Subject: Re: [boost] Is there interest in e_float: Multiple-precision floatand special functions?
From: Paul A. Bristow (pbristow_at_[hidden])
Date: 2011-06-10 05:27:22
> -----Original Message-----
> From: boost-bounces_at_[hidden] [mailto:boost-bounces_at_[hidden]] On Behalf Of
> Sent: Thursday, June 09, 2011 10:04 PM
> To: boost_at_[hidden]
> Subject: Re: [boost] Is there interest in e_float: Multiple-precision floatand special functions?
> I believe that we cleared up the license issues in recent private mails.
> Did we adequately clear up the license issues?
*I* believe you have done all that is necessary on the license issue.
(But I think Boost should make sure it stores the documents you provided somewhere safe for the long
term - in case there is any question in a few years' time. I'm not sure where this should be?)
> In order to get the e_float core in the sandbox, we need to define how much we would initially
like to have
> in the core.
> I might suggest:
> - The real data type e_float, its base class and its interfaces to the big-number back ends.
> - The specialization of std::numeric_limits<e_float>.
> - The complex data type (ef_complex)
> - Elementary transcendental functions (trig, power, log hyperbolic) for real and complex.
> - (optional) Possibly the Gamma function and Zeta functions for real and complex.
> This selection would limit the initial size of the e_float core in the sandbox to a few tens of
files and no big
> Would this initial selection be appropriate?
Sounds good to me.
We already have gamma and zeta functions in Boost.Math and these should 'just work' with e_float,
but it may be interesting to compare.
I, and others I am sure, will be willing to help with getting some testing using the idiosyncratic
but effective Boost.Test, and also build using the bizarre but effective bjam build system. (This
will help (future) testing on all the Boost platforms - dealing with their whims and wishes proved
quite hard and tedious work with Boost.Math).
Documentation production using the Quickbook toolchain is even more convoluted, but the final

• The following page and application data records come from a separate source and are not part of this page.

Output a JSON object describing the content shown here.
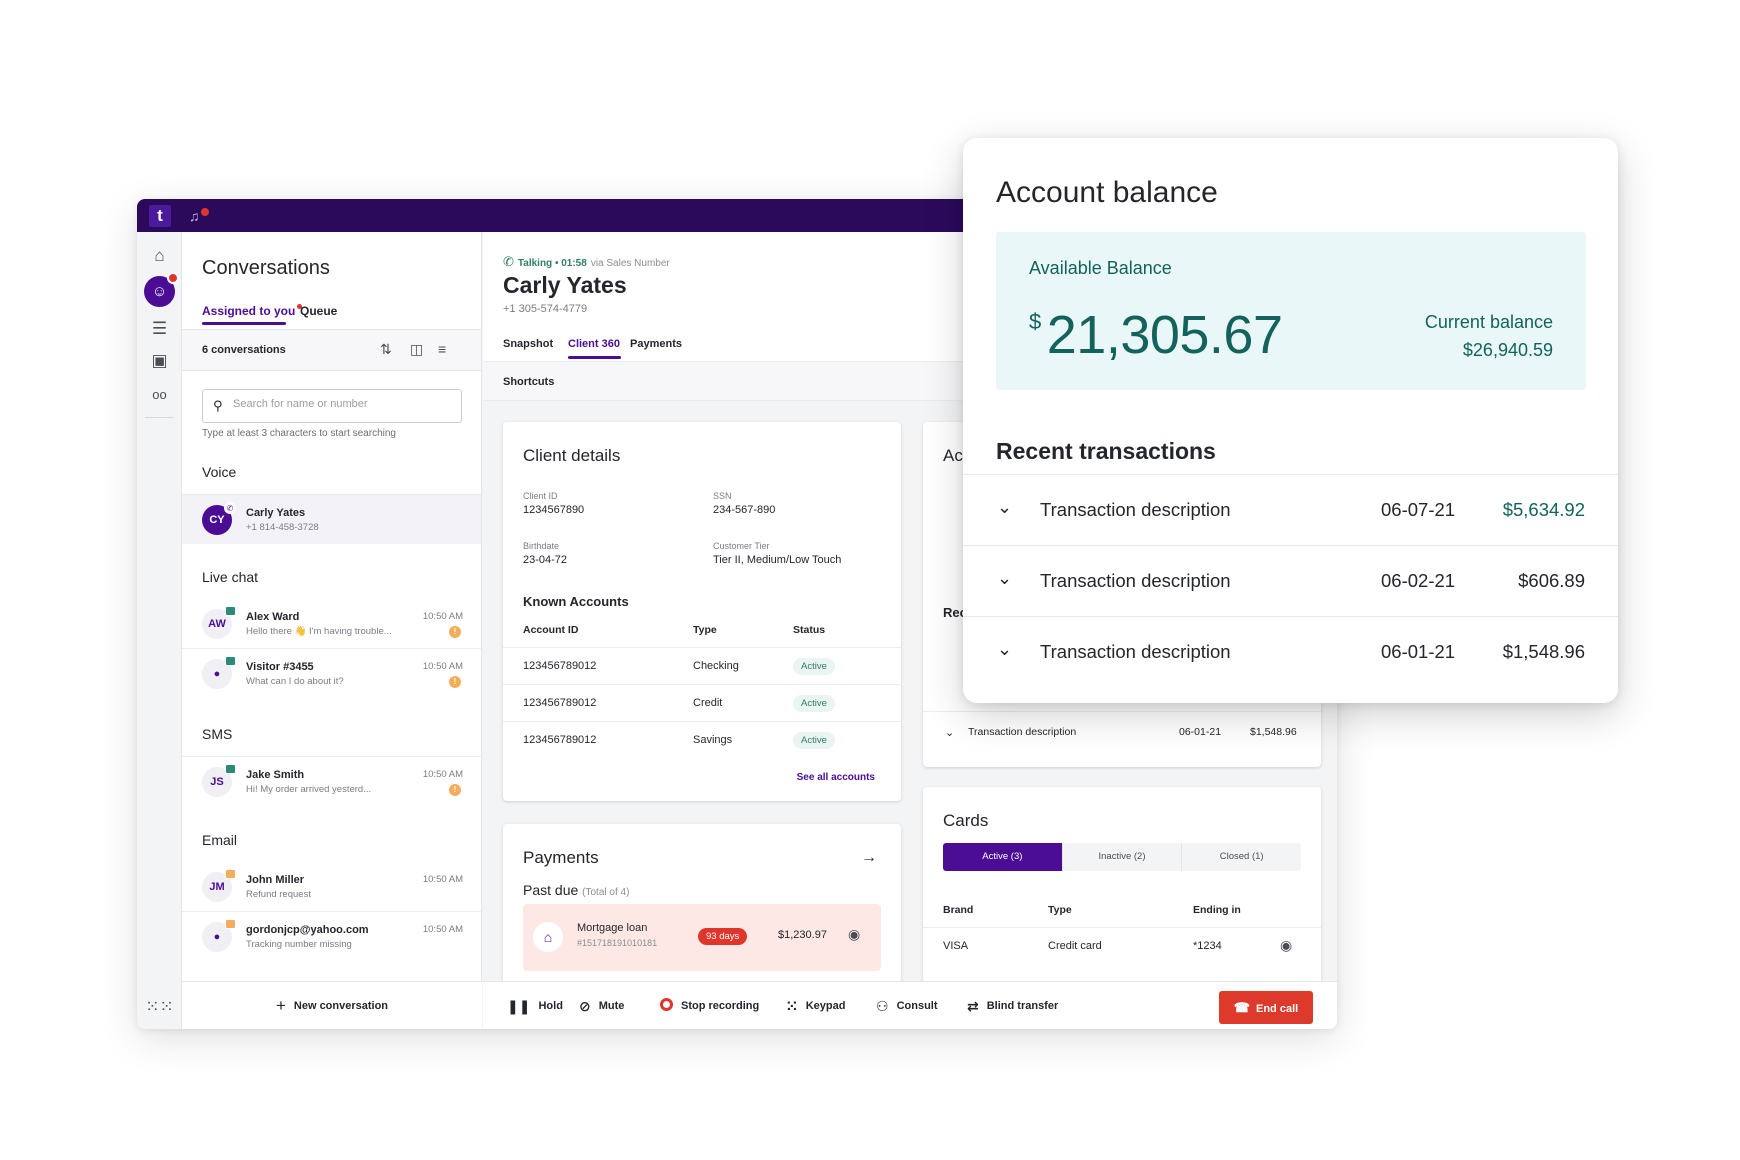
{
  "topbar": {
    "logo": "t",
    "bell_icon": "bell-icon"
  },
  "rail": {
    "items": [
      "home-icon",
      "conversations-icon",
      "activity-list-icon",
      "contacts-icon",
      "voicemail-icon"
    ],
    "apps_icon": "apps-grid-icon"
  },
  "conversations": {
    "title": "Conversations",
    "tabs": [
      {
        "label": "Assigned to you",
        "active": true,
        "has_dot": true
      },
      {
        "label": "Queue",
        "active": false
      }
    ],
    "count_label": "6 conversations",
    "search_placeholder": "Search for name or number",
    "search_hint": "Type at least 3 characters to start searching",
    "sections": {
      "voice": "Voice",
      "live_chat": "Live chat",
      "sms": "SMS",
      "email": "Email"
    },
    "items": [
      {
        "initials": "CY",
        "name": "Carly Yates",
        "sub": "+1 814-458-3728",
        "time": "",
        "channel": "voice",
        "selected": true
      },
      {
        "initials": "AW",
        "name": "Alex Ward",
        "sub": "Hello there 👋 I'm having trouble...",
        "time": "10:50 AM",
        "channel": "chat",
        "alert": "!"
      },
      {
        "initials": "",
        "name": "Visitor #3455",
        "sub": "What can I do about it?",
        "time": "10:50 AM",
        "channel": "chat",
        "alert": "!"
      },
      {
        "initials": "JS",
        "name": "Jake Smith",
        "sub": "Hi! My order arrived yesterd...",
        "time": "10:50 AM",
        "channel": "sms",
        "alert": "!"
      },
      {
        "initials": "JM",
        "name": "John Miller",
        "sub": "Refund request",
        "time": "10:50 AM",
        "channel": "email"
      },
      {
        "initials": "",
        "name": "gordonjcp@yahoo.com",
        "sub": "Tracking number missing",
        "time": "10:50 AM",
        "channel": "email"
      }
    ],
    "new_conversation": "New conversation"
  },
  "call": {
    "status": "Talking • 01:58",
    "via": "via Sales Number",
    "client_name": "Carly Yates",
    "client_phone": "+1 305-574-4779",
    "tabs": [
      "Snapshot",
      "Client 360",
      "Payments"
    ],
    "active_tab": "Client 360",
    "shortcuts": "Shortcuts"
  },
  "client_details": {
    "title": "Client details",
    "fields": [
      {
        "label": "Client ID",
        "value": "1234567890"
      },
      {
        "label": "SSN",
        "value": "234-567-890"
      },
      {
        "label": "Birthdate",
        "value": "23-04-72"
      },
      {
        "label": "Customer Tier",
        "value": "Tier II, Medium/Low Touch"
      }
    ],
    "known_accounts": {
      "title": "Known Accounts",
      "columns": [
        "Account ID",
        "Type",
        "Status"
      ],
      "rows": [
        [
          "123456789012",
          "Checking",
          "Active"
        ],
        [
          "123456789012",
          "Credit",
          "Active"
        ],
        [
          "123456789012",
          "Savings",
          "Active"
        ]
      ],
      "see_all": "See all accounts"
    }
  },
  "payments": {
    "title": "Payments",
    "past_due_label": "Past due",
    "past_due_total": "(Total of 4)",
    "items": [
      {
        "name": "Mortgage loan",
        "number": "#151718191010181",
        "days": "93 days",
        "amount": "$1,230.97"
      }
    ]
  },
  "account_behind": {
    "title_fragment": "Ac",
    "recent_fragment": "Rec",
    "last_row": {
      "desc": "Transaction description",
      "date": "06-01-21",
      "amount": "$1,548.96"
    }
  },
  "cards": {
    "title": "Cards",
    "filters": [
      {
        "label": "Active (3)",
        "active": true
      },
      {
        "label": "Inactive (2)"
      },
      {
        "label": "Closed (1)"
      }
    ],
    "columns": [
      "Brand",
      "Type",
      "Ending in"
    ],
    "rows": [
      [
        "VISA",
        "Credit card",
        "*1234"
      ]
    ]
  },
  "call_controls": {
    "hold": "Hold",
    "mute": "Mute",
    "stop_recording": "Stop recording",
    "keypad": "Keypad",
    "consult": "Consult",
    "blind_transfer": "Blind transfer",
    "end_call": "End call"
  },
  "account_balance": {
    "title": "Account balance",
    "available_label": "Available Balance",
    "currency_symbol": "$",
    "available_amount": "21,305.67",
    "current_label": "Current balance",
    "current_amount": "$26,940.59",
    "recent_title": "Recent transactions",
    "transactions": [
      {
        "desc": "Transaction description",
        "date": "06-07-21",
        "amount": "$5,634.92",
        "positive": true
      },
      {
        "desc": "Transaction description",
        "date": "06-02-21",
        "amount": "$606.89",
        "positive": false
      },
      {
        "desc": "Transaction description",
        "date": "06-01-21",
        "amount": "$1,548.96",
        "positive": false
      }
    ]
  },
  "colors": {
    "brand_purple": "#4a0d94",
    "topbar": "#2b0a5c",
    "teal": "#13635c",
    "danger": "#dd3a2b",
    "balance_bg": "#e9f7f8"
  }
}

results are excellent, but don't start on this without seeking help.
Effective documentation is thin, so drawing on the knowledge base of the cognoscenti will save you
hair loss ;-)
PS You need write access to the sandbox of course. Hopefully moderator John Maddock will enable
this for you?
--- Paul A. Bristow, Prizet Farmhouse, Kendal LA8 8AB UK +44 1539 561830 07714330204 pbristow_at_[hidden]
Boost list run by bdawes at acm.org, gregod at cs.rpi.edu, cpdaniel at pacbell.net, john at johnmaddock.co.uk